Our guide for Tanzania was Apollo and again we had the best guide in Tanzania. Apollo clearly loves his job and is so enthusiastic its infectious. He is very knowledgeable and fun to be with...great sense of humor as he loved to tease us. Apollo also was very accommodating (stopping when we screamed "simama" because we saw a shop we wanted to spend some time in or we wanted to back up for a certain picture. When we were in the Serengeti he pulled over to the side of the road because he spotted a male lion. (both of our guides had vision that's hard to believe) Right after we pulled up the lion came out of the high grass, walked across the road in back of our truck, then came around to the front and sat down in the road in front of us. Amazing! This is how we saw many animals, up close and personal.
We also got to meet Chislon, our agent, in Arusha. I can't tell you how many emails we sent back and forth to get the final itinerary. He worked very hard for us to get exactly what we wanted.
The food and accommodations were great, especially the SOPA Lodges. You will never go hungry. Too much food...we all gained weight! The one place I wasn't comfortable in was the Katikati Tented Camp in Serengenti. I think this would be wonderful for families but it was a little too rough-hewn for us older women. The 25 year old didn't mind it at all...she said that's what camping is about.
Our final night was spent at Giraffe Manor. This is very pricey but well worth it. You get to feed the giraffes up close and they even come to your bedroom window for food. You can also have breakfast with them as they stick their heads in the dining room. The really cater to you at Giraffe Manor and if you can afford to splurge this is the place to do it, even if only for one night.
Our itinerary was Samburu Reserve, Mount Kenya, Lake Nakuru, Masai Mara in Kenya, then Serengeti, Ngorongoro and the Crater, Tarangire National Park, Arusha in Tanzania and then Giraffe Manor in Nairobi.
It was a very busy itinerary and my only regret was not scheduling time in Zanzibar between Kenya and Tanzania.
I really enjoyed this tour. Of all the things I had planned for my dad's visit, he enjoyed this the most, and said it's what he would remember the most.
The tour guides were very friendly, professional, and knowledgeable on what the tour covered. All the people in the duration of the tour knew them and that gave the tour a more authentic and welcoming vibe. Very good tour, very good guides, and a very good experience.
If anyone else comes to town, this is a tour I will always set up for them. To show them the real Tanzania.
My customized 13-day trip in Tanzania was absolutely amazing!
From breathtaking Ngorongoro hiking to a taste of Kilimanjaro and local village visits, it was truly a life-changing experience.
My driver and tour manager went out of their way to accommodate my whims and made sure that my stay in Tanzania was a pleasant one. Unfortunately I fractured my ankle during one of the hikes I took, but I was taken to the hospital immediately, and taken a great care of.

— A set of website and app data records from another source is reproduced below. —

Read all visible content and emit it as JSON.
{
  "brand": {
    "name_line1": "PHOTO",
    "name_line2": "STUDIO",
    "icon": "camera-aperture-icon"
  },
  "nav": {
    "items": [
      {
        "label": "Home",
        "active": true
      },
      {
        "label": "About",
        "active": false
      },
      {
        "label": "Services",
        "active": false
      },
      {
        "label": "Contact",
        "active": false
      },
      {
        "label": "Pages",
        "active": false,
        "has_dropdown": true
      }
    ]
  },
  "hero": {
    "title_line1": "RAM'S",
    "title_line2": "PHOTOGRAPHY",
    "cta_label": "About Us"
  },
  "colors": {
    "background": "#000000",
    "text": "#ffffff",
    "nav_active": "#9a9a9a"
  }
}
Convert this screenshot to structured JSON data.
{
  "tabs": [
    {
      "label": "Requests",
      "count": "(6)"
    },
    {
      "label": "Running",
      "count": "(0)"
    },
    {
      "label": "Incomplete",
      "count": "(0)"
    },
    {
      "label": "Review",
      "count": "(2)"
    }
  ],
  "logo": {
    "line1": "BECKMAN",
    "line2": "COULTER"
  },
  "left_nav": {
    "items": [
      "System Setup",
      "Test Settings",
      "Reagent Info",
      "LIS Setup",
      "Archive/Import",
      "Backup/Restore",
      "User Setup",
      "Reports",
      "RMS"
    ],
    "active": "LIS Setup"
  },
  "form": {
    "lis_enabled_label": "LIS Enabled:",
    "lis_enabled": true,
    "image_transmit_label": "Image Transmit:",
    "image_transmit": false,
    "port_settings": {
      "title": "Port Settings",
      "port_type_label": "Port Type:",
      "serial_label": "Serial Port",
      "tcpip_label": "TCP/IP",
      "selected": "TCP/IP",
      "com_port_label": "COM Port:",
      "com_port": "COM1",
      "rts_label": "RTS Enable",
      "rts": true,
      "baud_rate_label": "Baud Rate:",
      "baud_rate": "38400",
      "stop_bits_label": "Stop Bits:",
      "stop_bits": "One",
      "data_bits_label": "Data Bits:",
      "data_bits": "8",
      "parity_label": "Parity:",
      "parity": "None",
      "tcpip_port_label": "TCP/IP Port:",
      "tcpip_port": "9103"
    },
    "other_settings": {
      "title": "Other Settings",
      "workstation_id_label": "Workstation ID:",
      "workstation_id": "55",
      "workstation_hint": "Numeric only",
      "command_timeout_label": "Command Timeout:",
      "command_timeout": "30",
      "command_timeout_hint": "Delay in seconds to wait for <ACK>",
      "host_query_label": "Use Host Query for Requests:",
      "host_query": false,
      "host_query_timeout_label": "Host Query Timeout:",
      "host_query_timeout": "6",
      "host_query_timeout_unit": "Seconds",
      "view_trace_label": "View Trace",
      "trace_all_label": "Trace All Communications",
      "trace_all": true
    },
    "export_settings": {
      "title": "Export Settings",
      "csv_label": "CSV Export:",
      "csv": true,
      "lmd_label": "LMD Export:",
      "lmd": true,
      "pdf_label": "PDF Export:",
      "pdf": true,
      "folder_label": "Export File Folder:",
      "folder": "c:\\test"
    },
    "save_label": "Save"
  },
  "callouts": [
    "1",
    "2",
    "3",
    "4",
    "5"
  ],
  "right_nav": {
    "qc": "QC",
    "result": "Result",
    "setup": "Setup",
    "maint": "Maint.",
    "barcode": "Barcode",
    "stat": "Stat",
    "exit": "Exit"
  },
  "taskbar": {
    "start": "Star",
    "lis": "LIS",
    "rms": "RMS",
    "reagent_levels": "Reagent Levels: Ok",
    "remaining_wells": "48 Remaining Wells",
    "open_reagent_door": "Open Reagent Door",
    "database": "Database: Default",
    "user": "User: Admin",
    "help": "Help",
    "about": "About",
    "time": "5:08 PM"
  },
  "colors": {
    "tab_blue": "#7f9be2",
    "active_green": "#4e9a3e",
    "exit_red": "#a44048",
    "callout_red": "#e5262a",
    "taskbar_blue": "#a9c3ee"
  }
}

I would definitely recommend this operator to anyone who's looking for a tour that's much more than just game drives.'